  After seeing the light and music fountain show we were taken back to Bangalore. Both of us were dead much to see yet so less time. Nevertheless the trip was enjoyable.

  Here are some of the snaps from the tour.
Mysore Palace


Wooden souvenir shop at Sri Ranganaswamy Temple


The city of Mysore as seen from Chamundi Hills

Sunday, 18 November 2012

Ulsoor Lake, Nature's Bounty

Our trip to Ulsoor lake on a lazy Saturday after noon was totally unplanned. We went to a camera shop on Saint John's Road and since Ulsoor lake is very close by we thought of making a quick visit.

  Ulsoor lake is situated at the heart of the city of Bangalore. Its spread across around 123 acres area. The lake is open from 5 AM in the morning to 7:30 PM in the evening, with a brief break during the noon.

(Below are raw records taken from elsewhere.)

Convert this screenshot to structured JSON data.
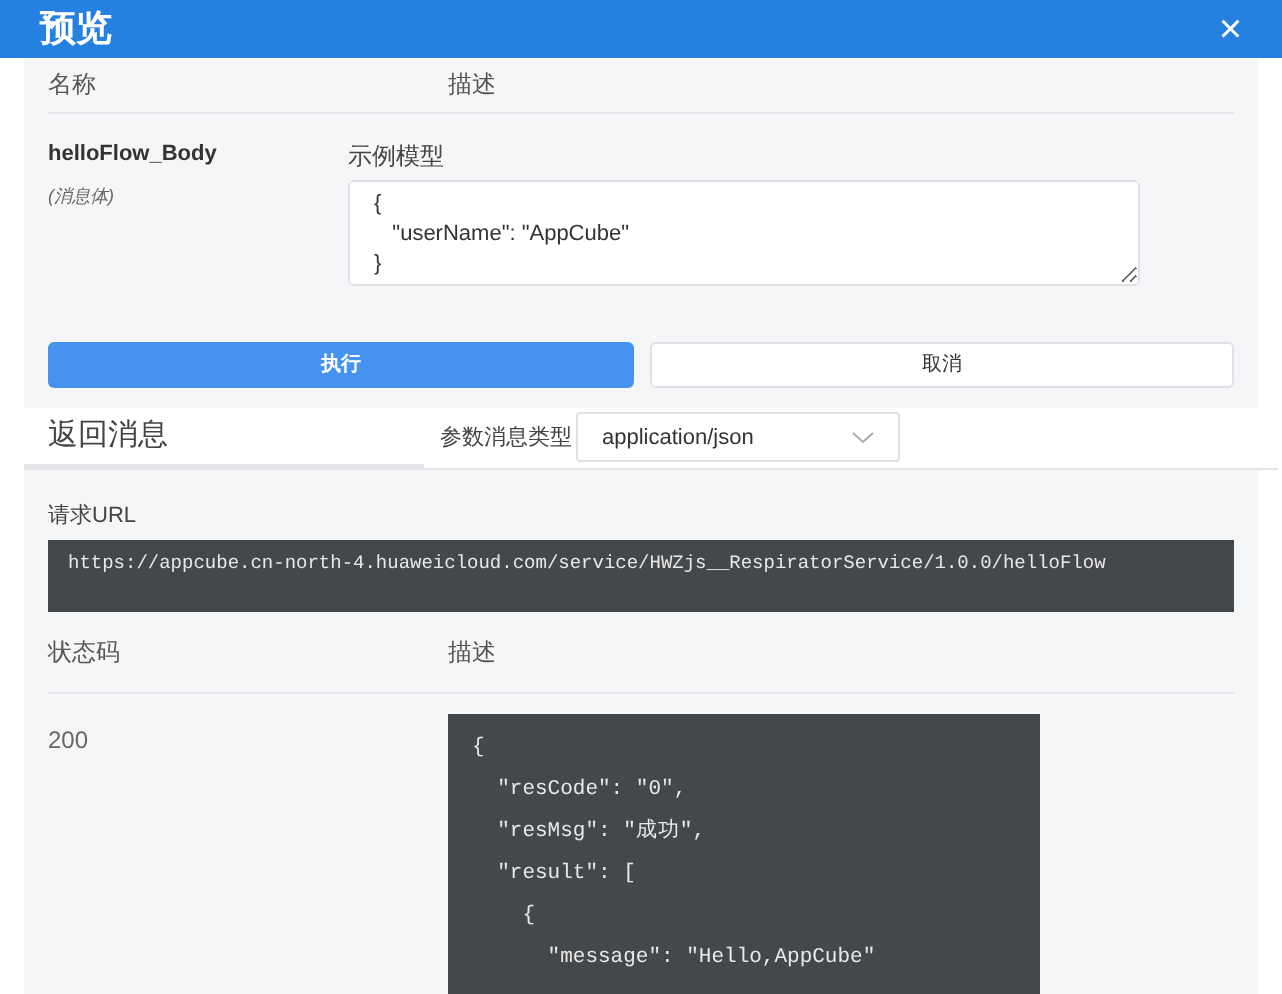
{
  "window": {
    "title": "预览",
    "close": "×"
  },
  "params": {
    "columns": [
      "名称",
      "描述"
    ],
    "name": "helloFlow_Body",
    "note": "(消息体)",
    "example_label": "示例模型",
    "example_value": "{\n   \"userName\": \"AppCube\"\n}"
  },
  "buttons": [
    {
      "label": "执行",
      "kind": "primary"
    },
    {
      "label": "取消",
      "kind": "secondary"
    }
  ],
  "tabs": [
    {
      "label": "返回消息",
      "selected": true
    }
  ],
  "content_type": {
    "label": "参数消息类型",
    "value": "application/json"
  },
  "request": {
    "label": "请求URL",
    "url": "https://appcube.cn-north-4.huaweicloud.com/service/HWZjs__RespiratorService/1.0.0/helloFlow"
  },
  "responses": {
    "columns": [
      "状态码",
      "描述"
    ],
    "status": "200",
    "body_lines": [
      "{",
      "  \"resCode\": \"0\",",
      "  \"resMsg\": \"成功\",",
      "  \"result\": [",
      "    {",
      "      \"message\": \"Hello,AppCube\""
    ]
  }
}
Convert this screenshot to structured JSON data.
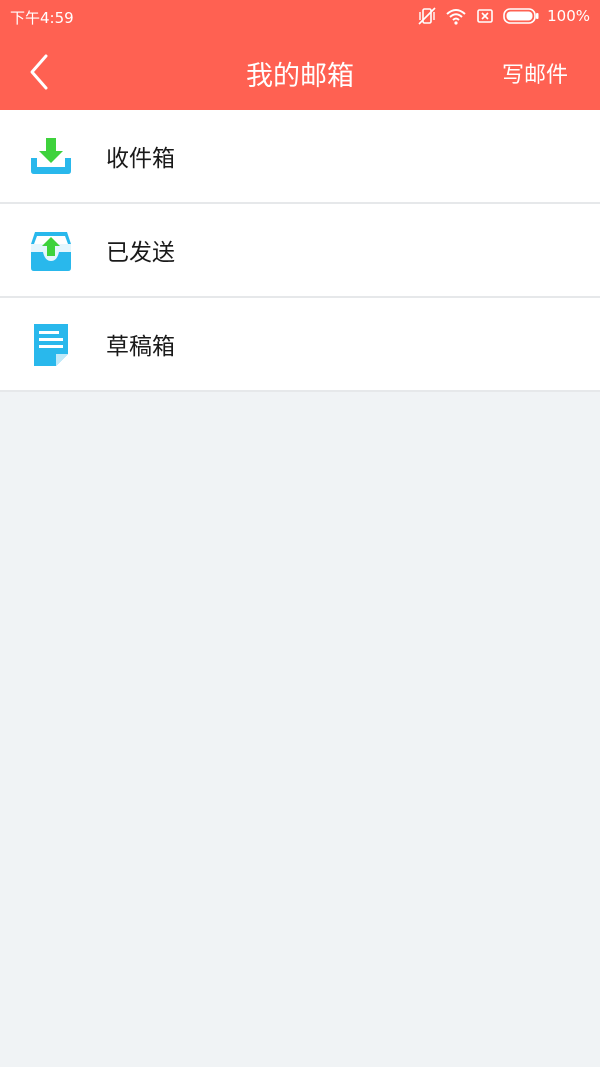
{
  "status_bar": {
    "time": "下午4:59",
    "battery": "100%",
    "icons": [
      "vibrate-off-icon",
      "wifi-icon",
      "no-sim-icon",
      "battery-icon"
    ]
  },
  "header": {
    "title": "我的邮箱",
    "compose_label": "写邮件",
    "back_icon": "chevron-left-icon"
  },
  "menu": {
    "items": [
      {
        "label": "收件箱",
        "icon": "inbox-download-icon"
      },
      {
        "label": "已发送",
        "icon": "sent-upload-icon"
      },
      {
        "label": "草稿箱",
        "icon": "draft-document-icon"
      }
    ]
  },
  "colors": {
    "header_bg": "#ff6152",
    "page_bg": "#f0f3f5",
    "icon_blue": "#29b8ec",
    "icon_green": "#3ed23c"
  }
}
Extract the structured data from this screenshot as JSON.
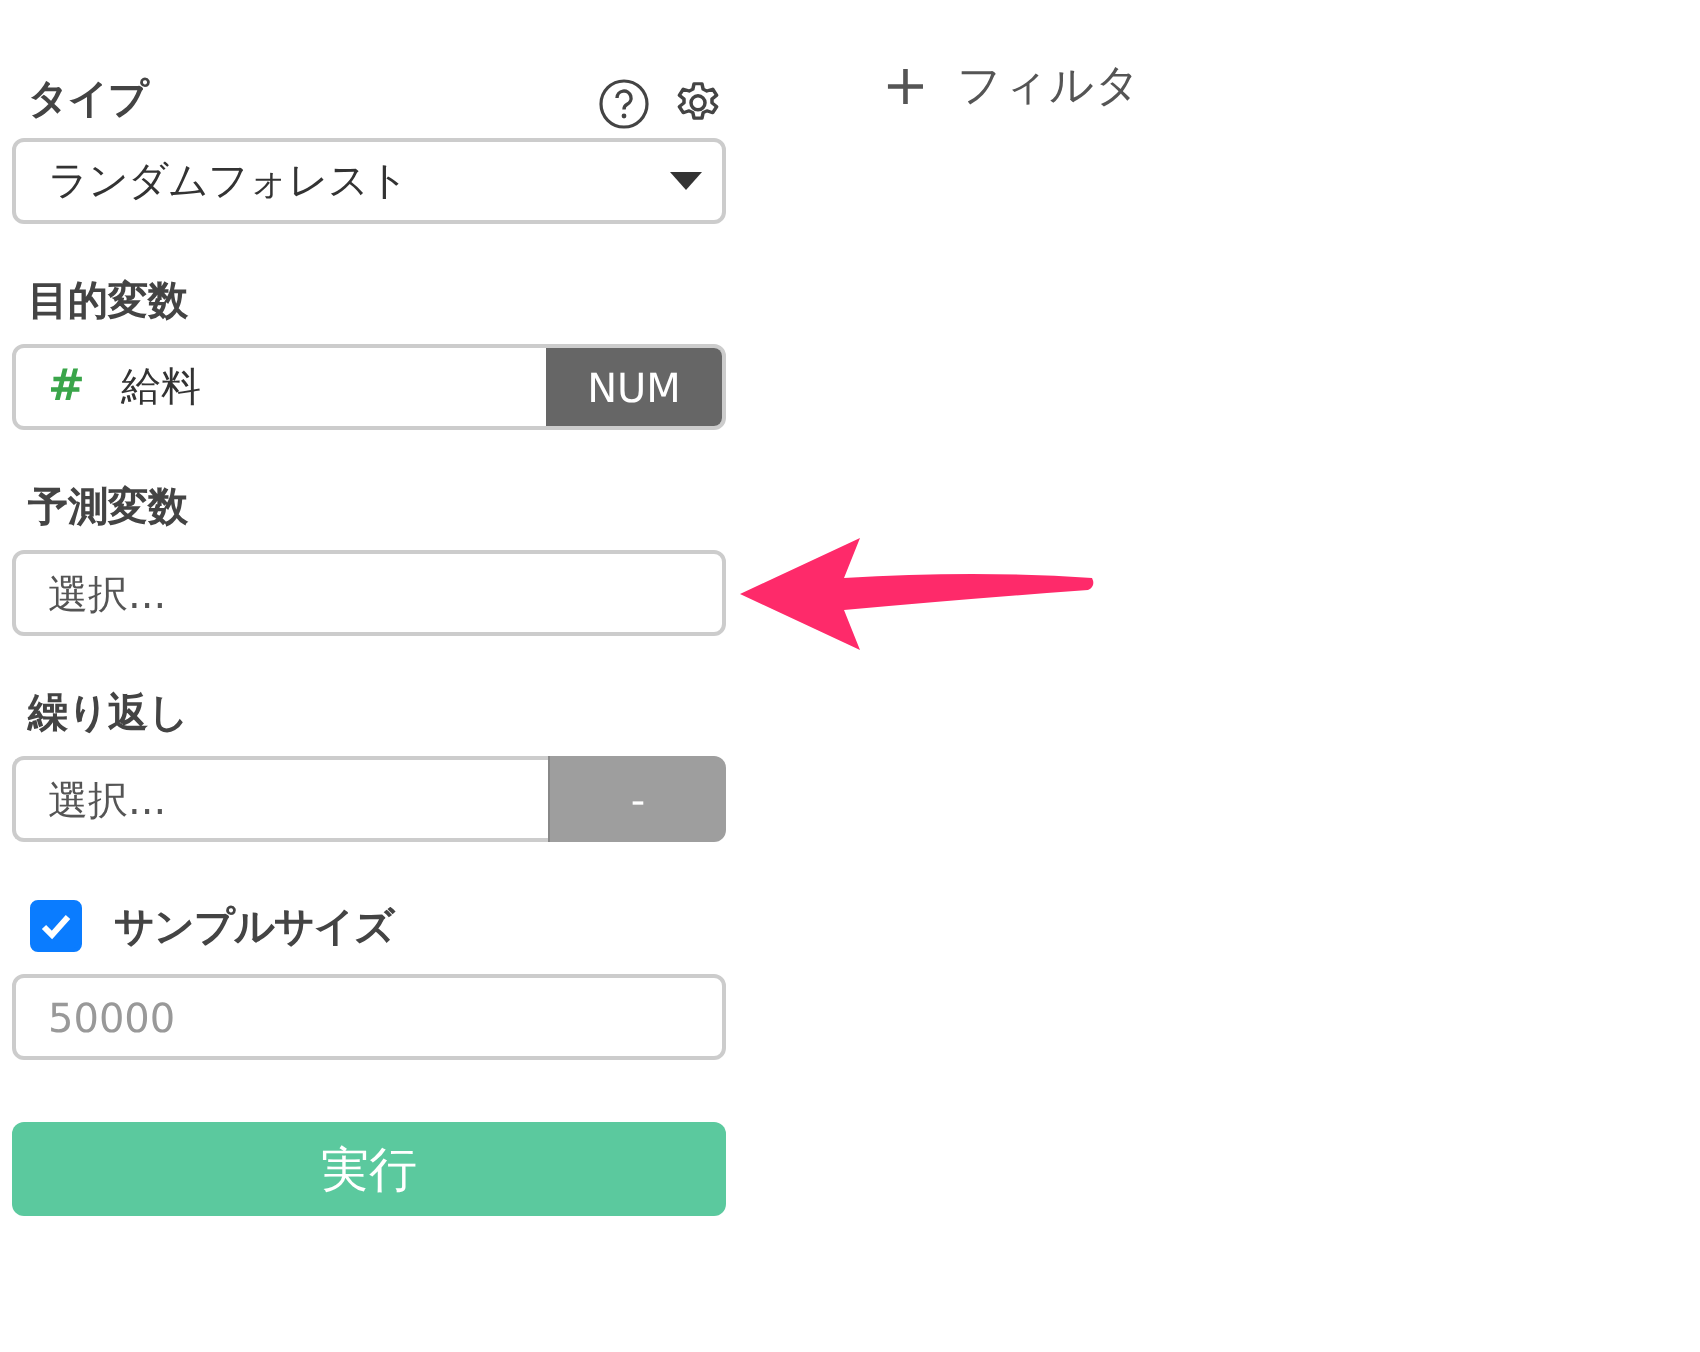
{
  "panel": {
    "sections": [
      {
        "kind": "dropdown",
        "label": "タイプ",
        "value": "ランダムフォレスト"
      },
      {
        "kind": "typed",
        "label": "目的変数",
        "type_symbol": "#",
        "value": "給料",
        "type_badge": "NUM"
      },
      {
        "kind": "select",
        "label": "予測変数",
        "placeholder": "選択...",
        "highlighted": true
      },
      {
        "kind": "select_button",
        "label": "繰り返し",
        "placeholder": "選択...",
        "button": "-"
      },
      {
        "kind": "checkbox_input",
        "label": "サンプルサイズ",
        "checked": true,
        "placeholder": "50000"
      }
    ],
    "run_button": "実行"
  },
  "filter_button": {
    "symbol": "+",
    "label": "フィルタ"
  }
}
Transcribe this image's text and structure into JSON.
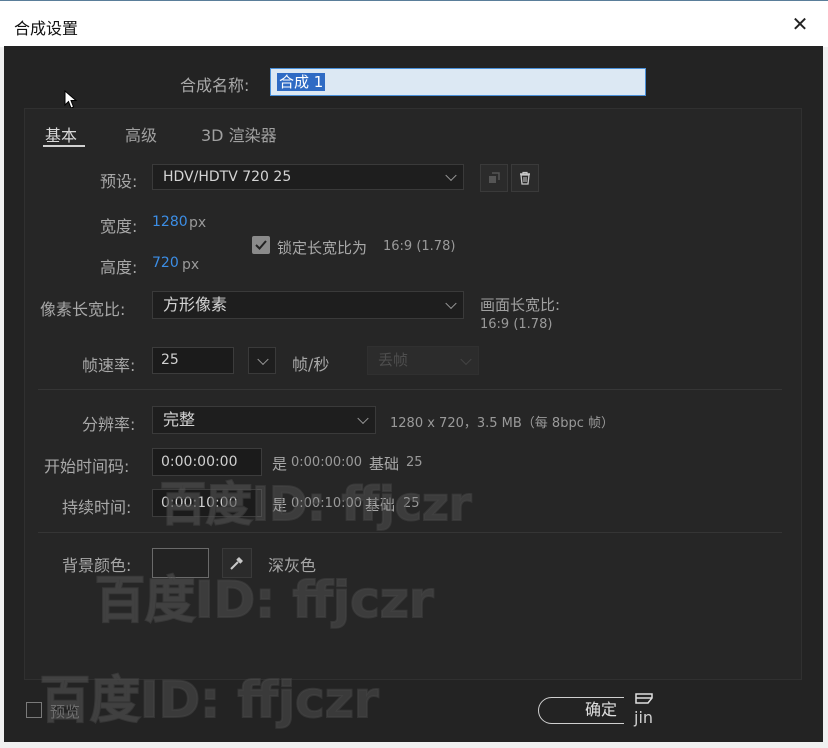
{
  "window": {
    "title": "合成设置"
  },
  "comp_name": {
    "label": "合成名称:",
    "value": "合成 1"
  },
  "tabs": [
    {
      "label": "基本"
    },
    {
      "label": "高级"
    },
    {
      "label": "3D 渲染器"
    }
  ],
  "preset": {
    "label": "预设:",
    "value": "HDV/HDTV 720 25"
  },
  "width": {
    "label": "宽度:",
    "value": "1280",
    "unit": "px"
  },
  "height": {
    "label": "高度:",
    "value": "720",
    "unit": "px"
  },
  "lock_aspect": {
    "label": "锁定长宽比为",
    "ratio": "16:9 (1.78)",
    "checked": true
  },
  "pixel_aspect": {
    "label": "像素长宽比:",
    "value": "方形像素"
  },
  "frame_aspect": {
    "label": "画面长宽比:",
    "value": "16:9 (1.78)"
  },
  "frame_rate": {
    "label": "帧速率:",
    "value": "25",
    "unit": "帧/秒",
    "drop_frame": "丢帧"
  },
  "resolution": {
    "label": "分辨率:",
    "value": "完整",
    "info": "1280 x 720，3.5 MB（每 8bpc 帧）"
  },
  "start_timecode": {
    "label": "开始时间码:",
    "value": "0:00:00:00",
    "is_label": "是",
    "is_value": "0:00:00:00",
    "base_label": "基础",
    "base_value": "25"
  },
  "duration": {
    "label": "持续时间:",
    "value": "0:00:10:00",
    "is_label": "是",
    "is_value": "0:00:10:00",
    "base_label": "基础",
    "base_value": "25"
  },
  "background": {
    "label": "背景颜色:",
    "color_name": "深灰色",
    "swatch": "#232323"
  },
  "preview": {
    "label": "预览"
  },
  "ok_button": {
    "label": "确定"
  },
  "watermark": {
    "text": "百度ID: ffjczr"
  },
  "corner_text": "jin",
  "colors": {
    "dialog_bg": "#232323",
    "accent_blue": "#3c8ee6",
    "name_field_bg": "#dce8f3",
    "selection": "#2f6bc4"
  }
}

 Since this was our first visit to the lake, we inquired the security guard for the ticket counter. Well, there wasn't any. He gently greeted us and showed us the way in. 

  City dwellers regularly visit this park for their morning and evening walks/jogs. Apart from regular crowd, we found a bunch of people practicing rowing on the lake. One part of the lake has a boating facility for visitors as well.

  The lake is very rich in flora and fauna. It was really easy to spot common heron, purple swamphen, brahmani kites, cranes, little black cormorant and myna. The bushes around the lake are filled with wild flowers and that is home to hundreds of different types of insects. 
  Here are some of the pictures that we took at the park.

Bug on the leaf.

Bug on the leaf

Lemon Pansy Butterfly (A good friend, Suman, correctly identified it)

White flower

Brahmani Kite

Purple Swamphen

Common Heron
Orange colured orchid


Leaf of an orchid


Related Posts

Related Posts Plugin for WordPress, Blogger...